Michele’s appearance not only had changed, but his pitching as well. Instead of being a starter, he was throwing in the relief role. It was a brilliant transformation for him. His stats were outstanding this season – 9 wins, 2 losses and 7 saves in 33 games. His walks improved from last year’s 60 to only 24 this season. According to a scout during one of our series, Vassalotti has one of the best sliders in the minors. “It’s nasty and players dread facing him. They know it’s coming; they just don’t know when and the result is usually a strikeout.” The fans loved him in the relief role as evidenced by the cheers whenever he came in to pitch.
I met up with Michele recently in Myrtle Beach during the last away series for the Carolina Mudcats. It was there I discovered the personal side of the relief pitcher while we ate a late-morning brunch. Spanish is his primary language. I was envious of his command of the English language which he learned by talking to Americans. I had two years of high school French and I ended up in a Paris parking garage when asking for directions to a subway! That would never happen to Vassalotti.
He began his professional baseball journey on June 9th, 2017 when the Brewers signed him to a minor league contract. After stints in the Arizona Complex League Brewers and Dominican Summer League play, he was promoted to the Helena Brewers (2018) and the Rocky Mountain Vibes (2019) Rookie League. In 2017, when he pitched for Team Italy, he found himself in Thunder Bay, Canada – a place known for its high winds. Not exactly the ideal climate for a pitcher with evening temperatures in the 50s and low 60s! One can describe “Vass” as a well-rounded athlete also participating in basketball, soccer and bowling with athletic training squeezed in on the side.

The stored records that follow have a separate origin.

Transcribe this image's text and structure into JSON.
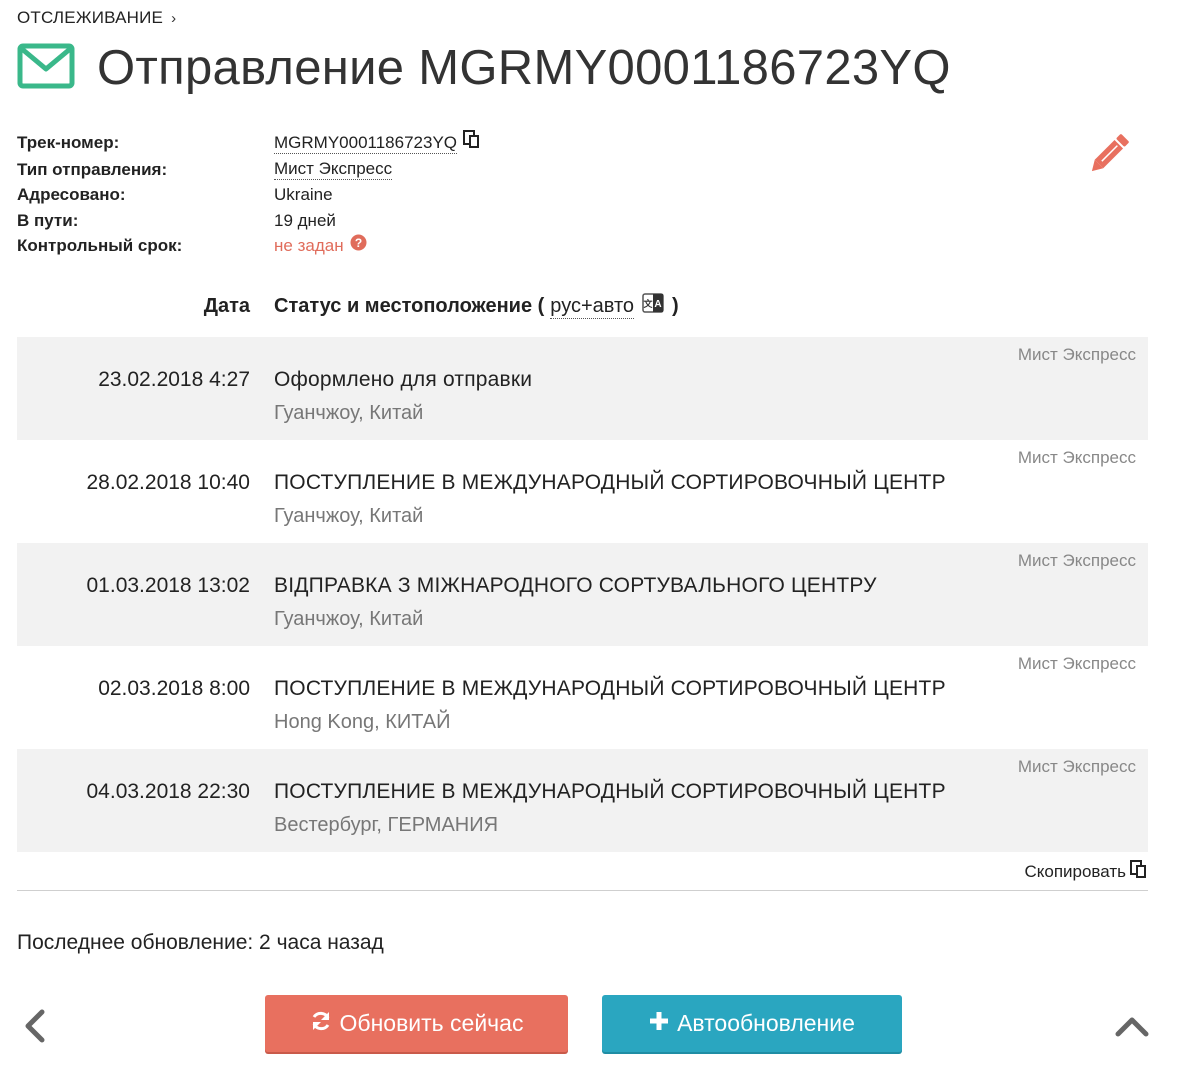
{
  "breadcrumb": {
    "label": "ОТСЛЕЖИВАНИЕ",
    "separator": "›"
  },
  "header": {
    "title": "Отправление MGRMY0001186723YQ",
    "icon": "envelope-icon",
    "icon_color": "#3ab88a"
  },
  "info": {
    "track_label": "Трек-номер:",
    "track_value": "MGRMY0001186723YQ",
    "type_label": "Тип отправления:",
    "type_value": "Мист Экспресс",
    "address_label": "Адресовано:",
    "address_value": "Ukraine",
    "transit_label": "В пути:",
    "transit_value": "19 дней",
    "deadline_label": "Контрольный срок:",
    "deadline_value": "не задан"
  },
  "table": {
    "date_header": "Дата",
    "status_header": "Статус и местоположение (",
    "lang_link": "рус+авто",
    "close_paren": ")",
    "events": [
      {
        "date": "23.02.2018 4:27",
        "status": "Оформлено для отправки",
        "location": "Гуанчжоу, Китай",
        "carrier": "Мист Экспресс"
      },
      {
        "date": "28.02.2018 10:40",
        "status": "ПОСТУПЛЕНИЕ В МЕЖДУНАРОДНЫЙ СОРТИРОВОЧНЫЙ ЦЕНТР",
        "location": "Гуанчжоу, Китай",
        "carrier": "Мист Экспресс"
      },
      {
        "date": "01.03.2018 13:02",
        "status": "ВІДПРАВКА З МІЖНАРОДНОГО СОРТУВАЛЬНОГО ЦЕНТРУ",
        "location": "Гуанчжоу, Китай",
        "carrier": "Мист Экспресс"
      },
      {
        "date": "02.03.2018 8:00",
        "status": "ПОСТУПЛЕНИЕ В МЕЖДУНАРОДНЫЙ СОРТИРОВОЧНЫЙ ЦЕНТР",
        "location": "Hong Kong, КИТАЙ",
        "carrier": "Мист Экспресс"
      },
      {
        "date": "04.03.2018 22:30",
        "status": "ПОСТУПЛЕНИЕ В МЕЖДУНАРОДНЫЙ СОРТИРОВОЧНЫЙ ЦЕНТР",
        "location": "Вестербург, ГЕРМАНИЯ",
        "carrier": "Мист Экспресс"
      }
    ]
  },
  "copy_label": "Скопировать",
  "last_update": "Последнее обновление: 2 часа назад",
  "buttons": {
    "refresh": "Обновить сейчас",
    "auto": "Автообновление"
  },
  "colors": {
    "accent_red": "#e8705f",
    "accent_blue": "#2aa6c0",
    "green": "#3ab88a"
  }
}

I was curious what happened with him in April of 2020 when Minor League baseball was cancelled due to COVID-19. There he was, not even twenty years old, over three-thousand flight miles from his parents in Venezuela and the borders were closed. He stayed in Arizona for a couple months and then moved to Florida to live with a close friend. He stayed there four months until the Arizona Instructional League re-opened. In January 2021, it was off to Australia to play for Brisbane Bandits, a professional baseball team in Brisbane, Queensland.
When Minor League Baseball started back up in May of 2021 in an abbreviated post-COVID-19 schedule, players weren’t allowed to live with host families so the comforts of a “home” did not happen. Instead, they shared hotel rooms with other players. Schedules were also changed to playing six games straight against the same team with Mondays off. For several months, players were not allowed to sign autographs for fans or stand in close proximity to them. Spitting sunflower seeds was a no-no.
Life for a minor league player is quite different than one in the majors. With the exception of long plane rides while with the Brisbane Bandits or when playing for Team Italy, Michele has endured long bus rides to and from the away cities. Some of the hotels are miles from the city so DoorDash for food and Ubering to places are a way of life. While the team is at “home,” life is living with a host family or sharing an apartment with other players.
Just like fans, Michele has his favorite players who play or played in the majors. “Mad Max” (Scherzer) was his immediate response followed by former Brewers now Padres Josh Hader, former Hall of Famers Trevor Hoffman and Mariano Rivera as well as 4-time All-Star Troy Percival.
As our brunch came to a close, I still had one important question for him — if you couldn’t play for the Brewers, what team would it be, hoping he would say Boston Red Sox. He grinned. “You are not going to like my answer ‘Lotta — the New York Yankees.” “Oh Vassalotti!! You just broke my heart!”
Pronunciation – Michele (Mee-kay-lay) Vassalotti (Vass-a-low-tee)